On February 1, 2017, 55 years after James Meredith integrated the University of Mississippi, I had the privilege to meet him and his wife at a Black History Month event hosted by the Center for Inclusion and Cross-Cultural Engagement at Fulton Chapel. Dr. Judy Alsobrooks Meredith, James Meredith’s wife, gave an eloquent speech about Mr. Meredith’s experience here on campus. She also told students to keep making life-altering changes to our growing university for the next generation of students. Listening to her speech as well as meeting James Meredith ignited a fire inside of me. I have gained so much from being here at the University of Mississippi because James Meredith is also from Kosciusko, my hometown. I have been able to explore all of my hopes and dreams and find my purpose here on this spectacular campus.
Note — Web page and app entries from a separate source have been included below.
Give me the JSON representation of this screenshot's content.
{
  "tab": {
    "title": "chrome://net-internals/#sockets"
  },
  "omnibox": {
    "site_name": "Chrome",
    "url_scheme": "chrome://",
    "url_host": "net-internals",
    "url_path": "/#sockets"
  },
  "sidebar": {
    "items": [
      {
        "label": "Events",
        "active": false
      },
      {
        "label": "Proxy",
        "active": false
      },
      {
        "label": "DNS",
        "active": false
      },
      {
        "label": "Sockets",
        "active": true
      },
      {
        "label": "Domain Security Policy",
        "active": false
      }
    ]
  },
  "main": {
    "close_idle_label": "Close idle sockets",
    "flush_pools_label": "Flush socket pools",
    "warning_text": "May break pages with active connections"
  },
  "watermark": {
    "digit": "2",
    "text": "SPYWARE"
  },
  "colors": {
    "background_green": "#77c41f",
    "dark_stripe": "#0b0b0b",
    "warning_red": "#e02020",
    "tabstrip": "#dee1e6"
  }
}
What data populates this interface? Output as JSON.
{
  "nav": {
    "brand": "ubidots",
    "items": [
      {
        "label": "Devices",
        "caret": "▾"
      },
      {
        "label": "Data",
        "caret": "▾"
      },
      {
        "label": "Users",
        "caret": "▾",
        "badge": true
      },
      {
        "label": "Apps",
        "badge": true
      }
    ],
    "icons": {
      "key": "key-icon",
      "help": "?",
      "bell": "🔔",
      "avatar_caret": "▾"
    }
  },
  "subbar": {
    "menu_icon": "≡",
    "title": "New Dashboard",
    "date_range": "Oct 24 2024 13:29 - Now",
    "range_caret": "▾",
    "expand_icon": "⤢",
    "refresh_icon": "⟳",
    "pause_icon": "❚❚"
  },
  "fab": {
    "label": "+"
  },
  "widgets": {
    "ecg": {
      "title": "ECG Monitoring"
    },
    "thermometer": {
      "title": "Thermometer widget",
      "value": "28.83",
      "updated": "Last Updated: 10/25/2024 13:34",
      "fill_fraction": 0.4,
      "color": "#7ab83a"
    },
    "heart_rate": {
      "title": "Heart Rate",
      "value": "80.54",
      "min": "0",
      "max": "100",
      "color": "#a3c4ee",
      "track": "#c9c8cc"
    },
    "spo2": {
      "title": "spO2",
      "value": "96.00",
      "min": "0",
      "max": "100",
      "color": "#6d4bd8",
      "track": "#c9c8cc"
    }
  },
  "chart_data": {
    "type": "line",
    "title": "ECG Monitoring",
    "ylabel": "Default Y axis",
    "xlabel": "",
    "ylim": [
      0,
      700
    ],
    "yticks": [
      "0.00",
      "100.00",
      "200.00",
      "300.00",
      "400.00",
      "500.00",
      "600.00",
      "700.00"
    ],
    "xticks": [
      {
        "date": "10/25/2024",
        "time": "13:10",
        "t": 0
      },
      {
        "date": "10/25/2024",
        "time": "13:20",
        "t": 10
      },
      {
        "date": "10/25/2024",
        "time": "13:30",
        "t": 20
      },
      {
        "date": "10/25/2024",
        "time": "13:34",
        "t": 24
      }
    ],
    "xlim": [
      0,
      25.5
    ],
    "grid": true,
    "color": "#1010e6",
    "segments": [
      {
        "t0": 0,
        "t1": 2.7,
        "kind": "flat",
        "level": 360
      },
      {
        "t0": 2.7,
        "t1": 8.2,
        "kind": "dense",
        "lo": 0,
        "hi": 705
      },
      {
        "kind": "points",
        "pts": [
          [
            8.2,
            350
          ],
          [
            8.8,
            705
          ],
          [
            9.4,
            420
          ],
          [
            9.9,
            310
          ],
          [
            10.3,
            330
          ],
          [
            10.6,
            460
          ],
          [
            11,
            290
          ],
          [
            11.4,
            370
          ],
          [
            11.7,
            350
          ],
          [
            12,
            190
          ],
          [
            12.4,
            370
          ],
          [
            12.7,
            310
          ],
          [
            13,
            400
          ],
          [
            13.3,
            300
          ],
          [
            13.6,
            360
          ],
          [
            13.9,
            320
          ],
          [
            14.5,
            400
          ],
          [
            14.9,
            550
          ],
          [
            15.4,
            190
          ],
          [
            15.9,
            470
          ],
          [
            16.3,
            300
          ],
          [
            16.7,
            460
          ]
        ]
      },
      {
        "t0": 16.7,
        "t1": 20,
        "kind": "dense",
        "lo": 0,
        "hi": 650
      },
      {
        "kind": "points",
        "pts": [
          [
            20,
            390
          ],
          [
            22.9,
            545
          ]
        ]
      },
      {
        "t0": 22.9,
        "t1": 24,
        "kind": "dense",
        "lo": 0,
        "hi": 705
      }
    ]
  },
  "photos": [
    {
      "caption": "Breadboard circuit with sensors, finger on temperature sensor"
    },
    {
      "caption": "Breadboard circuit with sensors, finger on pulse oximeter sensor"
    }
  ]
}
Our campus is now home to one of the most inspirational statues of a courageous man who decided to make a change and direct the University of Mississippi in the right direction. In 1962, history was made. James Meredith’s courage ushered in diversity at this great institution for students like me and many others. Since James Meredith’s tenure here, the university has constantly made efforts to ensure that our campus is inclusive of all students. We now have departments such as the Center for Inclusion and Cross-Cultural Engagement that fosters an environment which allows our students to know more about themselves as well as others. Because of the bravery James Meredith displayed, I have been blessed to call the University of Mississippi my home.
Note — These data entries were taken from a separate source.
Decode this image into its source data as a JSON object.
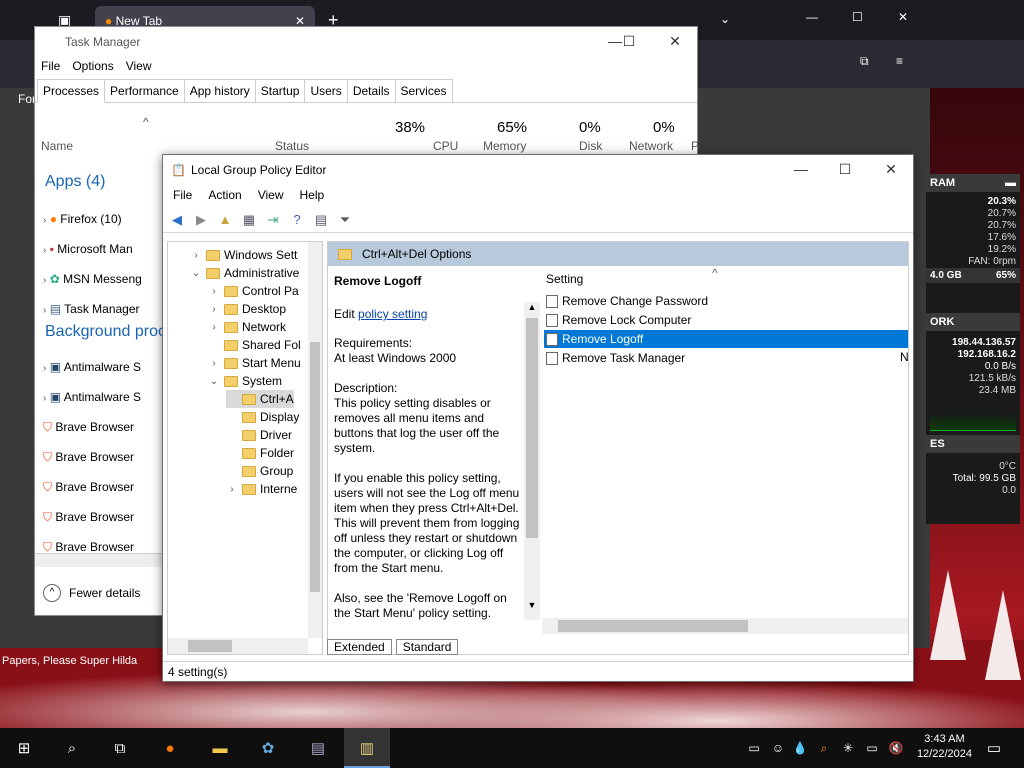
{
  "browser": {
    "tab_title": "New Tab",
    "partial_label": "For"
  },
  "taskmanager": {
    "title": "Task Manager",
    "menu": [
      "File",
      "Options",
      "View"
    ],
    "tabs": [
      "Processes",
      "Performance",
      "App history",
      "Startup",
      "Users",
      "Details",
      "Services"
    ],
    "columns": {
      "name": "Name",
      "status": "Status",
      "cpu_pct": "38%",
      "cpu": "CPU",
      "mem_pct": "65%",
      "mem": "Memory",
      "disk_pct": "0%",
      "disk": "Disk",
      "net_pct": "0%",
      "net": "Network",
      "p": "P"
    },
    "apps_header": "Apps (4)",
    "apps": [
      "Firefox (10)",
      "Microsoft Man",
      "MSN Messeng",
      "Task Manager"
    ],
    "bg_header": "Background proc",
    "bg": [
      "Antimalware S",
      "Antimalware S",
      "Brave Browser",
      "Brave Browser",
      "Brave Browser",
      "Brave Browser",
      "Brave Browser"
    ],
    "fewer": "Fewer details"
  },
  "gpe": {
    "title": "Local Group Policy Editor",
    "menu": [
      "File",
      "Action",
      "View",
      "Help"
    ],
    "tree": [
      {
        "label": "Windows Sett",
        "indent": 1,
        "chev": ">"
      },
      {
        "label": "Administrative",
        "indent": 1,
        "chev": "v"
      },
      {
        "label": "Control Pa",
        "indent": 2,
        "chev": ">"
      },
      {
        "label": "Desktop",
        "indent": 2,
        "chev": ">"
      },
      {
        "label": "Network",
        "indent": 2,
        "chev": ">"
      },
      {
        "label": "Shared Fol",
        "indent": 2,
        "chev": ""
      },
      {
        "label": "Start Menu",
        "indent": 2,
        "chev": ">"
      },
      {
        "label": "System",
        "indent": 2,
        "chev": "v"
      },
      {
        "label": "Ctrl+A",
        "indent": 3,
        "chev": ""
      },
      {
        "label": "Display",
        "indent": 3,
        "chev": ""
      },
      {
        "label": "Driver",
        "indent": 3,
        "chev": ""
      },
      {
        "label": "Folder",
        "indent": 3,
        "chev": ""
      },
      {
        "label": "Group",
        "indent": 3,
        "chev": ""
      },
      {
        "label": "Interne",
        "indent": 3,
        "chev": ">"
      }
    ],
    "folder_header": "Ctrl+Alt+Del Options",
    "policy_title": "Remove Logoff",
    "edit_prefix": "Edit",
    "edit_link": "policy setting",
    "requirements_label": "Requirements:",
    "requirements": "At least Windows 2000",
    "description_label": "Description:",
    "description": "This policy setting disables or removes all menu items and buttons that log the user off the system.",
    "description2": "If you enable this policy setting, users will not see the Log off menu item when they press Ctrl+Alt+Del. This will prevent them from logging off unless they restart or shutdown the computer, or clicking Log off from the Start menu.",
    "description3": "Also, see the 'Remove Logoff on the Start Menu' policy setting.",
    "setting_header": "Setting",
    "settings": [
      "Remove Change Password",
      "Remove Lock Computer",
      "Remove Logoff",
      "Remove Task Manager"
    ],
    "settings_extra": "N",
    "view_tabs": [
      "Extended",
      "Standard"
    ],
    "status": "4 setting(s)"
  },
  "widget": {
    "ram": "RAM",
    "r1": "20.3%",
    "r2": "20.7%",
    "r3": "20.7%",
    "r4": "17.6%",
    "r5": "19.2%",
    "fan": "FAN: 0rpm",
    "mem_gb": "4.0 GB",
    "mem_pct": "65%",
    "network": "ORK",
    "ip1": "198.44.136.57",
    "ip2": "192.168.16.2",
    "n1": "0.0 B/s",
    "n2": "121.5 kB/s",
    "n3": "23.4 MB",
    "drives": "ES",
    "temp": "0°C",
    "total": "Total: 99.5 GB",
    "dz": "0.0"
  },
  "desktop_text": "Papers, Please   Super Hilda",
  "clock": {
    "time": "3:43 AM",
    "date": "12/22/2024"
  }
}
Hometown: Kosciusko, Mississippi
Degree: B.S. in Communication Sciences and Disorders
Attala, Carroll, Choctaw, Holmes, Humphreys, Issaquena, Montgomery, Sharkey, Washington, Webster, and Yazoo counties in Mississippi. Also, the states of Illinois, Kansas, and Missouri.